-- Data extracted from a collection --
# # # # # # #

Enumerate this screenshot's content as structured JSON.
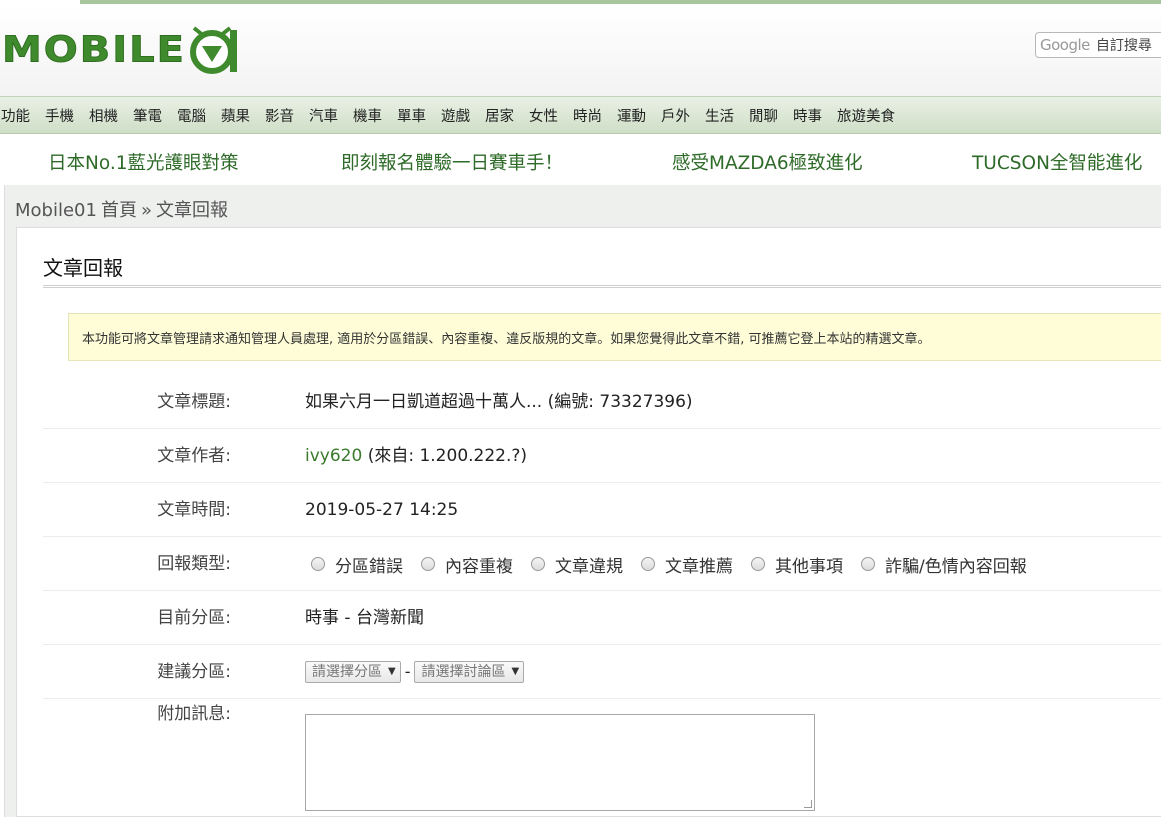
{
  "header": {
    "logo_text": "MOBILE",
    "logo_badge": "01",
    "search_google": "Google",
    "search_label": "自訂搜尋"
  },
  "nav": {
    "items": [
      "功能",
      "手機",
      "相機",
      "筆電",
      "電腦",
      "蘋果",
      "影音",
      "汽車",
      "機車",
      "單車",
      "遊戲",
      "居家",
      "女性",
      "時尚",
      "運動",
      "戶外",
      "生活",
      "閒聊",
      "時事",
      "旅遊美食"
    ]
  },
  "promos": [
    "日本No.1藍光護眼對策",
    "即刻報名體驗一日賽車手！",
    "感受MAZDA6極致進化",
    "TUCSON全智能進化"
  ],
  "breadcrumb": {
    "site": "Mobile01",
    "home": "首頁",
    "sep": "»",
    "current": "文章回報"
  },
  "panel": {
    "title": "文章回報",
    "notice": "本功能可將文章管理請求通知管理人員處理, 適用於分區錯誤、內容重複、違反版規的文章。如果您覺得此文章不錯, 可推薦它登上本站的精選文章。"
  },
  "form": {
    "title_label": "文章標題:",
    "title_value": "如果六月一日凱道超過十萬人... (編號: 73327396)",
    "author_label": "文章作者:",
    "author_name": "ivy620",
    "author_from": " (來自: 1.200.222.?)",
    "time_label": "文章時間:",
    "time_value": "2019-05-27 14:25",
    "type_label": "回報類型:",
    "type_options": [
      "分區錯誤",
      "內容重複",
      "文章違規",
      "文章推薦",
      "其他事項",
      "詐騙/色情內容回報"
    ],
    "section_label": "目前分區:",
    "section_value": "時事 - 台灣新聞",
    "suggest_label": "建議分區:",
    "select_forum": "請選擇分區",
    "select_board": "請選擇討論區",
    "suggest_dash": "-",
    "message_label": "附加訊息:",
    "message_value": ""
  },
  "colors": {
    "brand_green": "#3f8a2c",
    "link_green": "#3a7a2c",
    "notice_bg": "#fefdd8"
  }
}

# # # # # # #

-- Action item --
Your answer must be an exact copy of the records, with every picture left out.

-- Exercise output --
Enumerate this screenshot's content as structured JSON.
{
  "header": {
    "logo_text": "MOBILE",
    "logo_badge": "01",
    "search_google": "Google",
    "search_label": "自訂搜尋"
  },
  "nav": {
    "items": [
      "功能",
      "手機",
      "相機",
      "筆電",
      "電腦",
      "蘋果",
      "影音",
      "汽車",
      "機車",
      "單車",
      "遊戲",
      "居家",
      "女性",
      "時尚",
      "運動",
      "戶外",
      "生活",
      "閒聊",
      "時事",
      "旅遊美食"
    ]
  },
  "promos": [
    "日本No.1藍光護眼對策",
    "即刻報名體驗一日賽車手！",
    "感受MAZDA6極致進化",
    "TUCSON全智能進化"
  ],
  "breadcrumb": {
    "site": "Mobile01",
    "home": "首頁",
    "sep": "»",
    "current": "文章回報"
  },
  "panel": {
    "title": "文章回報",
    "notice": "本功能可將文章管理請求通知管理人員處理, 適用於分區錯誤、內容重複、違反版規的文章。如果您覺得此文章不錯, 可推薦它登上本站的精選文章。"
  },
  "form": {
    "title_label": "文章標題:",
    "title_value": "如果六月一日凱道超過十萬人... (編號: 73327396)",
    "author_label": "文章作者:",
    "author_name": "ivy620",
    "author_from": " (來自: 1.200.222.?)",
    "time_label": "文章時間:",
    "time_value": "2019-05-27 14:25",
    "type_label": "回報類型:",
    "type_options": [
      "分區錯誤",
      "內容重複",
      "文章違規",
      "文章推薦",
      "其他事項",
      "詐騙/色情內容回報"
    ],
    "section_label": "目前分區:",
    "section_value": "時事 - 台灣新聞",
    "suggest_label": "建議分區:",
    "select_forum": "請選擇分區",
    "select_board": "請選擇討論區",
    "suggest_dash": "-",
    "message_label": "附加訊息:",
    "message_value": ""
  },
  "colors": {
    "brand_green": "#3f8a2c",
    "link_green": "#3a7a2c",
    "notice_bg": "#fefdd8"
  }
}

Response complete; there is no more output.